This column first appeared on Broadsheet on March 29th and draws together some of the points I have been making over previous weeks, particularly relating to Fianna Fáil’s existential crisis and the dramatic changes it must make, and quickly, if it is to remain relevant in Irish politics. The party’s support levels are now lower than they were when Martin moved to out his predecessor. Martin cannot halt the inevitable, but he can still determine his legacy.
Much as I would prefer not to think about it, it is impossible for anyone with an interest in politics not to see yesterday’s Red C, Sunday Business Post poll as a seminal political moment for Fianna Fáil.
Ironically, for a poll that will be viewed as a landmark, the movements it records are quite small. I am sure this is something from which Taoiseach Micheál Martin will try to draw some comfort. Fianna Fáil’s latest 2% drop is within the margin of error and it is not in itself massively statistically important – except, it is yet another step bringing the party back down at its lowest ever point.
The party has recorded 11% in Red C polls before. Last October was the last time. The time before that was… well, never.
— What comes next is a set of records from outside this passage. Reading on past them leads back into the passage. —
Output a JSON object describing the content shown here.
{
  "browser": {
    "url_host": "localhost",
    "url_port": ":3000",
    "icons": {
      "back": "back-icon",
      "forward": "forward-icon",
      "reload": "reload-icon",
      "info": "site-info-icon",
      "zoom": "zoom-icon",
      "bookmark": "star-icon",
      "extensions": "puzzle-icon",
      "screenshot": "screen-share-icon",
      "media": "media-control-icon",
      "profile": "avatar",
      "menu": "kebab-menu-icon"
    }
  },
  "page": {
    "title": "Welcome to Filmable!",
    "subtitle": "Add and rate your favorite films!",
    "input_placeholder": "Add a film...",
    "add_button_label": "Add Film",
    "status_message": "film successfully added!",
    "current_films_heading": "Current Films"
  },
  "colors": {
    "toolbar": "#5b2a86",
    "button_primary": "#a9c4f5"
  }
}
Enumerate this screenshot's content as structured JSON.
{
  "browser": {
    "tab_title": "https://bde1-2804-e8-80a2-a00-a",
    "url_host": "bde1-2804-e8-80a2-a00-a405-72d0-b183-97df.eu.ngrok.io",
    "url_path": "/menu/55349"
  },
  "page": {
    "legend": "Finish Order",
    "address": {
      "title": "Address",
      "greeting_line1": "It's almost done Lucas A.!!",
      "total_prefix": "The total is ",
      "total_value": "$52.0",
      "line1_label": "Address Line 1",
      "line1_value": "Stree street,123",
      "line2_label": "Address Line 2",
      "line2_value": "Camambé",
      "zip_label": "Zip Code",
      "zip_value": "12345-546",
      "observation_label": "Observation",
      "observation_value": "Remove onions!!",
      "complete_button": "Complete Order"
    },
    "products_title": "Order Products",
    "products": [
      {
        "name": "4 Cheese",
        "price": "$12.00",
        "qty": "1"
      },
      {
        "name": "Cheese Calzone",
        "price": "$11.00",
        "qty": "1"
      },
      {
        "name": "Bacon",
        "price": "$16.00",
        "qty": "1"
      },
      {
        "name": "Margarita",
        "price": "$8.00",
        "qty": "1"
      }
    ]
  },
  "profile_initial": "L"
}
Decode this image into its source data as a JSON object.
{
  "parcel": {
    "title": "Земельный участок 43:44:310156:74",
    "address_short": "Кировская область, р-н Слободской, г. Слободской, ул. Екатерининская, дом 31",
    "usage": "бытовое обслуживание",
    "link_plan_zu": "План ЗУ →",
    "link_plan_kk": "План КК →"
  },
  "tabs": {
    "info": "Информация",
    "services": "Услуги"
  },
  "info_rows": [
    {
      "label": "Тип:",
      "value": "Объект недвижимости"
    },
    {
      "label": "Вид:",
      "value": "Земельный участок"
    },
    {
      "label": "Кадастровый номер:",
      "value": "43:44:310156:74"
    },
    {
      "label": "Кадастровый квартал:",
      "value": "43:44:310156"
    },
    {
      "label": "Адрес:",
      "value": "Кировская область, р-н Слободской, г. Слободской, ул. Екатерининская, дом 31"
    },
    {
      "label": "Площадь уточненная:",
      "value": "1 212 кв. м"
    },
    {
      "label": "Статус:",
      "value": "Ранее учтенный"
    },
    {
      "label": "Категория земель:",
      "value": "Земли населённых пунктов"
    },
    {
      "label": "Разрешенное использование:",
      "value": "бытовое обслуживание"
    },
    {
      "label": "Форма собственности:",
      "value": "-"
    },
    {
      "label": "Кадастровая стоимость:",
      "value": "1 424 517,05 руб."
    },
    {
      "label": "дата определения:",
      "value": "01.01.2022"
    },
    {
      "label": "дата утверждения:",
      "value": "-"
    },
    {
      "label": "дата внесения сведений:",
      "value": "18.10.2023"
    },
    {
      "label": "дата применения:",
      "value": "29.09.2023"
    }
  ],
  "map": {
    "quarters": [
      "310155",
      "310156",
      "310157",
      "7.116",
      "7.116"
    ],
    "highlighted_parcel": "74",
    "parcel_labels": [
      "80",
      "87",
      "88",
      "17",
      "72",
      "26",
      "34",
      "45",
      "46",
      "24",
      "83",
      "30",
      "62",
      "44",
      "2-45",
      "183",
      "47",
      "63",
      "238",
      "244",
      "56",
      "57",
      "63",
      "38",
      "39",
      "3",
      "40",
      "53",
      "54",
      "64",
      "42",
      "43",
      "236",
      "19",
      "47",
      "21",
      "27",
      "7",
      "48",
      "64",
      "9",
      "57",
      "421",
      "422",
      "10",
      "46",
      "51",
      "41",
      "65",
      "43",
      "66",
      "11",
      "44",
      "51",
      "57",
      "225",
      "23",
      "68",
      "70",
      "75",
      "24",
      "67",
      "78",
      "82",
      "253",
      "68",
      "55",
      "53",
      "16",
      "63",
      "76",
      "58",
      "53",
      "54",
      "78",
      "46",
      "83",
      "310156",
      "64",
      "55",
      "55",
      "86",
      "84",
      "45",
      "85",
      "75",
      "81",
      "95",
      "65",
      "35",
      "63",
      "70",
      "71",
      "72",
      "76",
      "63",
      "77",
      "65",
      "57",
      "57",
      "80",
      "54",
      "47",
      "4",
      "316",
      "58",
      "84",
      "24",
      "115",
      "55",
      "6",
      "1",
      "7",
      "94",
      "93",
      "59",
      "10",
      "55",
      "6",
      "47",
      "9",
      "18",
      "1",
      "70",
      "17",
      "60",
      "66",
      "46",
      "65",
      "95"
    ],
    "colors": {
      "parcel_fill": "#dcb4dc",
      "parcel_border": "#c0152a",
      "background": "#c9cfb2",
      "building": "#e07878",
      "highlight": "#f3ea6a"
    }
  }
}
Its lowest previous Red C rating was the 14% of early 2011 that provoked Micheál Martin to challenge Taoiseach Brian Cowen saying: “
I believe that Fianna Fáil must recognize the reality of the current climate of public opinion… I have reluctantly concluded that, in these circumstances, Fianna Fáil should change its leader.”